** Problem description **
This exercise calls for every line of the data below with the string "Analysis" in it.

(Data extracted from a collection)
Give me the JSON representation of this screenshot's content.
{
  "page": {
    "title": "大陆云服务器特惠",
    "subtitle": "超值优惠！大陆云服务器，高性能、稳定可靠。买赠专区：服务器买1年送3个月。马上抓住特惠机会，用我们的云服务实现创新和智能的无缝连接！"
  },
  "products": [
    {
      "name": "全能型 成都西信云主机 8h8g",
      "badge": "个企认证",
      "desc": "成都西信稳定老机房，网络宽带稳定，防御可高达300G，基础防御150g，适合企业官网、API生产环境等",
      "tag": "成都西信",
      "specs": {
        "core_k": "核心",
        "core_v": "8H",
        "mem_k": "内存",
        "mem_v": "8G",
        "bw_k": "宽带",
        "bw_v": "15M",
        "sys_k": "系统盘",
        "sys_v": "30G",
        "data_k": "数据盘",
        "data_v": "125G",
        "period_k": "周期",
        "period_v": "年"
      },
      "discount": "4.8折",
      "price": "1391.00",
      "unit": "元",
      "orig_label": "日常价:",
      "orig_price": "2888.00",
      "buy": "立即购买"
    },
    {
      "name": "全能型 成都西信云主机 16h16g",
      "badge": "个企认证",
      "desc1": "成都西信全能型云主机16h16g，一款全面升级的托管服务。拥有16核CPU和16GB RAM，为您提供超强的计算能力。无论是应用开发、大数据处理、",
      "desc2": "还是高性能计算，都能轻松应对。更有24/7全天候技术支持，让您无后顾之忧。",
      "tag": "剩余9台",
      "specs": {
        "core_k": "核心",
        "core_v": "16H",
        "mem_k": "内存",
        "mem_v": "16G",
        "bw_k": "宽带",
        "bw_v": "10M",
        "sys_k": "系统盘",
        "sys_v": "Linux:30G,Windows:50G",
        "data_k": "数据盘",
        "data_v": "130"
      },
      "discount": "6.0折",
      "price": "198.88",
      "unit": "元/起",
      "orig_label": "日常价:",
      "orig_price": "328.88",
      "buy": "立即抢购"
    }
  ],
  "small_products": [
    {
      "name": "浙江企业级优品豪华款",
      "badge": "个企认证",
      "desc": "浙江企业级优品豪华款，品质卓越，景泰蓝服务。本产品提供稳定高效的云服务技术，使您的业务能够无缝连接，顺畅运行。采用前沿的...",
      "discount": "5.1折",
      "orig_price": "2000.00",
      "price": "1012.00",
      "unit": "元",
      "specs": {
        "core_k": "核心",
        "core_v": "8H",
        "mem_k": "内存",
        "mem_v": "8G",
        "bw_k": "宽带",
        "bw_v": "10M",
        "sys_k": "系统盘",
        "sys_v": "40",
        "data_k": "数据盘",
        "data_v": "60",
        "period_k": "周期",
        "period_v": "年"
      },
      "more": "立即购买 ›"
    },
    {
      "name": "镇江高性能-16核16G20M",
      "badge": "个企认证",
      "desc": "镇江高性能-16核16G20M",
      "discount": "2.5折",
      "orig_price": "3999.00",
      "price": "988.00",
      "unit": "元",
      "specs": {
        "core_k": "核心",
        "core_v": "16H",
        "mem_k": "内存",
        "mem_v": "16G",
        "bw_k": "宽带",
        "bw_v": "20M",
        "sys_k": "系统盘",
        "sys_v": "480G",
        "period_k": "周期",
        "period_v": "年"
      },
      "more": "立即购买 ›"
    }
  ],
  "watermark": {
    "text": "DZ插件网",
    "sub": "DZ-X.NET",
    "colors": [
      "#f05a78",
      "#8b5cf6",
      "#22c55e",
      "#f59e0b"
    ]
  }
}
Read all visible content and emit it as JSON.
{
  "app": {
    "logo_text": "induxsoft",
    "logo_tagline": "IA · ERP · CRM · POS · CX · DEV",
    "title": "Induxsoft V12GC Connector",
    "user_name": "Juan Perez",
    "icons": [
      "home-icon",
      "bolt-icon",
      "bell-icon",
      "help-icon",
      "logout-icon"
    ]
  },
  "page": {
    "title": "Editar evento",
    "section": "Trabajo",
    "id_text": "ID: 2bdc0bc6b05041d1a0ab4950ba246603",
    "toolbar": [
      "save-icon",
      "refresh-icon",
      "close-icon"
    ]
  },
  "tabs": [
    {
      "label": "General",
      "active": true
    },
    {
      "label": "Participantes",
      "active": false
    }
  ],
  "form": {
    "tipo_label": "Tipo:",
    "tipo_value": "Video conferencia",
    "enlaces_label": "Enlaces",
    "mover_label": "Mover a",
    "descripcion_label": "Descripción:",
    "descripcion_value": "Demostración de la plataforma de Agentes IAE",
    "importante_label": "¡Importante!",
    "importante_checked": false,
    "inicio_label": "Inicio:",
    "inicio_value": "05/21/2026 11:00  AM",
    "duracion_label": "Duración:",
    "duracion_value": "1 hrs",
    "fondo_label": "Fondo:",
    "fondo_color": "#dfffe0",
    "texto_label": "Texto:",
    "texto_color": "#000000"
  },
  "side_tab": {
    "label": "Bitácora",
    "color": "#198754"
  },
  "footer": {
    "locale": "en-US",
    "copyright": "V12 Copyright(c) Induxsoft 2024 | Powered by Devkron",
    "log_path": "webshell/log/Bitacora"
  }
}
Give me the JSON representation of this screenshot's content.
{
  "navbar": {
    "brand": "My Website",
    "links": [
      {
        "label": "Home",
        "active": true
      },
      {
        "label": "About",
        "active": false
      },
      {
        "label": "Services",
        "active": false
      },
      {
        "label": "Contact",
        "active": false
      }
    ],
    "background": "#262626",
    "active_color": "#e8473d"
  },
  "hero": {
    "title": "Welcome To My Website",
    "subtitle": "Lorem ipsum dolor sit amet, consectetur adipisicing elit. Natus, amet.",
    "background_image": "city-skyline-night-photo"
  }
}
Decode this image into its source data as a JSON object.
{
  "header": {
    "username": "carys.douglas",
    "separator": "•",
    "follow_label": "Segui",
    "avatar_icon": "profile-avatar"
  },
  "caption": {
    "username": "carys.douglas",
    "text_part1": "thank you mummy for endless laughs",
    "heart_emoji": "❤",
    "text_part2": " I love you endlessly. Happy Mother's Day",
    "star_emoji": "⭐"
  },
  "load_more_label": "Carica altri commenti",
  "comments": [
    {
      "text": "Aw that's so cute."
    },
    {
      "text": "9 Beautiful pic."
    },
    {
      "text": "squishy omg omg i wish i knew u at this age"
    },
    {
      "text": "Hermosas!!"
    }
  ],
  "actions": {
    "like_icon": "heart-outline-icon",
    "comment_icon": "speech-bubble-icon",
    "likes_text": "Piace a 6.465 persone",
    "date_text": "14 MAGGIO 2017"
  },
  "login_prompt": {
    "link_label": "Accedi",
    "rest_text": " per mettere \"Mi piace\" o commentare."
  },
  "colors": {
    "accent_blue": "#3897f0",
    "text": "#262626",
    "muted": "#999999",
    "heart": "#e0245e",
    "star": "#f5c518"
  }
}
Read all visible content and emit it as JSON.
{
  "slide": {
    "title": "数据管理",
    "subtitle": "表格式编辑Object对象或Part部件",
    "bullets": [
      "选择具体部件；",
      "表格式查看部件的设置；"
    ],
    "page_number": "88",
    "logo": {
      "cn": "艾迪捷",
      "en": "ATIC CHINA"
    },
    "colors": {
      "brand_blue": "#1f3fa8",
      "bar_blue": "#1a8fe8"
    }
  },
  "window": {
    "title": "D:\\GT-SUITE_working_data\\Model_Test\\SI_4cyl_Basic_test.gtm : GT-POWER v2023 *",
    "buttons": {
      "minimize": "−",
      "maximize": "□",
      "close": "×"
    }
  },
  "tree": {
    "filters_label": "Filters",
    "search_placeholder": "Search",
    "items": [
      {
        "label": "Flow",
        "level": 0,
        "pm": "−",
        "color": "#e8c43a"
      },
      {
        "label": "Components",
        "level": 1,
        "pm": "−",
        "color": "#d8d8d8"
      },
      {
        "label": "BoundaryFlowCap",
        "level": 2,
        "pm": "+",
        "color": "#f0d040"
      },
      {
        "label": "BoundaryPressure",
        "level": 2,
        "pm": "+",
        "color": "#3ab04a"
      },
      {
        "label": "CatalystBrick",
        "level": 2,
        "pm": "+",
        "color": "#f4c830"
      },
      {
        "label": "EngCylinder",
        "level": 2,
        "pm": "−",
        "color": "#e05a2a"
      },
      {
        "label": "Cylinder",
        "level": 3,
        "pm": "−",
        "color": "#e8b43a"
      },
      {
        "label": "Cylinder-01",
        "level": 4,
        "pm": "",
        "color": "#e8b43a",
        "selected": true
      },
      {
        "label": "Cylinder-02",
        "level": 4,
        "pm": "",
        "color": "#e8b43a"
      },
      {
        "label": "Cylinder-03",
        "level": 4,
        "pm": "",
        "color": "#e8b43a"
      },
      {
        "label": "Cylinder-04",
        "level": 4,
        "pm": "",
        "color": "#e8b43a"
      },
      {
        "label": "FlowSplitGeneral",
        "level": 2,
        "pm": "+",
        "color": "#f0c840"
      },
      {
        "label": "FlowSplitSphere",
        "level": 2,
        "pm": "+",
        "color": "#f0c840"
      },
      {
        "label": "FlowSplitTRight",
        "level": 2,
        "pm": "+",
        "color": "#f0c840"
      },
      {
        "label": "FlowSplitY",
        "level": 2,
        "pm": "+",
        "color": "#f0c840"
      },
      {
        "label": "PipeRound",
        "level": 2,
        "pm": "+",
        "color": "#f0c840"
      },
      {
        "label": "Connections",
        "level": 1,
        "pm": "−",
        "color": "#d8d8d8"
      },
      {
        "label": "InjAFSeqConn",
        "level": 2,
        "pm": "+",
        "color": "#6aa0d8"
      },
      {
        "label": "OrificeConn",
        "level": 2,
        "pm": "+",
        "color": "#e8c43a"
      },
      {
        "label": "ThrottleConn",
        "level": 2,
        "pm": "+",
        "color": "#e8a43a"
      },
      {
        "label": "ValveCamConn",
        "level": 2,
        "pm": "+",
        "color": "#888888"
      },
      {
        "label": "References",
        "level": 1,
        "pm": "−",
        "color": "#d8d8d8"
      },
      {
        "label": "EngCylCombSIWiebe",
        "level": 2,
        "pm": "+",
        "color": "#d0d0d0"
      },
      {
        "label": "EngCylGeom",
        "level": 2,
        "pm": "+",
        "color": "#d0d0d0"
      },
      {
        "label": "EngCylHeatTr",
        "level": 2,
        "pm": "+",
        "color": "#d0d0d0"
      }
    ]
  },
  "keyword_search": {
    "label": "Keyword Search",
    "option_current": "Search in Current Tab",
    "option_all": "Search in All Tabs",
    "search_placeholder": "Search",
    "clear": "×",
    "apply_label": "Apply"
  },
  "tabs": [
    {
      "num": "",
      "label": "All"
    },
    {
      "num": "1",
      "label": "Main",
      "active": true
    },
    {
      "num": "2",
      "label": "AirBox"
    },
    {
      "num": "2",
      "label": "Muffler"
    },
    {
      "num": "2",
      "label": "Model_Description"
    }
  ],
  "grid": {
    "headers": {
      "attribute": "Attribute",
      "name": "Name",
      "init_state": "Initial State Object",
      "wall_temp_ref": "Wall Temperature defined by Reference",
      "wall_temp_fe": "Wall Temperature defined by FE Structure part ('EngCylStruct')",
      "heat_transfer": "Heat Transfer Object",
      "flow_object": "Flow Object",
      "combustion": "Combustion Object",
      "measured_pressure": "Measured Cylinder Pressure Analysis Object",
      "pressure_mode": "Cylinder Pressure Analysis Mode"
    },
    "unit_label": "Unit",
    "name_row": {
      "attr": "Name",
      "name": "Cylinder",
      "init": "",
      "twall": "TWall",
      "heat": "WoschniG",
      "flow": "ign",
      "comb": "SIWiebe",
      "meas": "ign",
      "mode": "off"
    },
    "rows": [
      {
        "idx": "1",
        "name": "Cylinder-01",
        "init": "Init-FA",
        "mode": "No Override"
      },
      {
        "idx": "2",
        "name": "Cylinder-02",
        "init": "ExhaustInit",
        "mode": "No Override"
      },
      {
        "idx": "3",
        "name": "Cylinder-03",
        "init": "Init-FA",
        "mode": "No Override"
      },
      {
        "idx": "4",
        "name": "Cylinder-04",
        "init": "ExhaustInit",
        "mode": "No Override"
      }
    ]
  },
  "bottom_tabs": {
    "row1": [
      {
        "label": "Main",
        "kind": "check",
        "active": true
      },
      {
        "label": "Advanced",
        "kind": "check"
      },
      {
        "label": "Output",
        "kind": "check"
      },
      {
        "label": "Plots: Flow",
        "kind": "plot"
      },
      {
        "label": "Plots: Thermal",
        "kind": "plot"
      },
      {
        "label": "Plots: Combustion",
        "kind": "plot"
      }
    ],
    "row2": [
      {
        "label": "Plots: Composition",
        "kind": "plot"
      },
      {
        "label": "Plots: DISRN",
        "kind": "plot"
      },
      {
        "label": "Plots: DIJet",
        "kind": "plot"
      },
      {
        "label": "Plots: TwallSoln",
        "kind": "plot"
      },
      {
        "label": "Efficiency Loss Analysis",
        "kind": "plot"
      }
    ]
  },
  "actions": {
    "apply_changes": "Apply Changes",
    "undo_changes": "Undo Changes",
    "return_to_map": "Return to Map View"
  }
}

** Output for this exercise **
      "measured_pressure": "Measured Cylinder Pressure Analysis Object",
      "pressure_mode": "Cylinder Pressure Analysis Mode"
        "label": "Efficiency Loss Analysis",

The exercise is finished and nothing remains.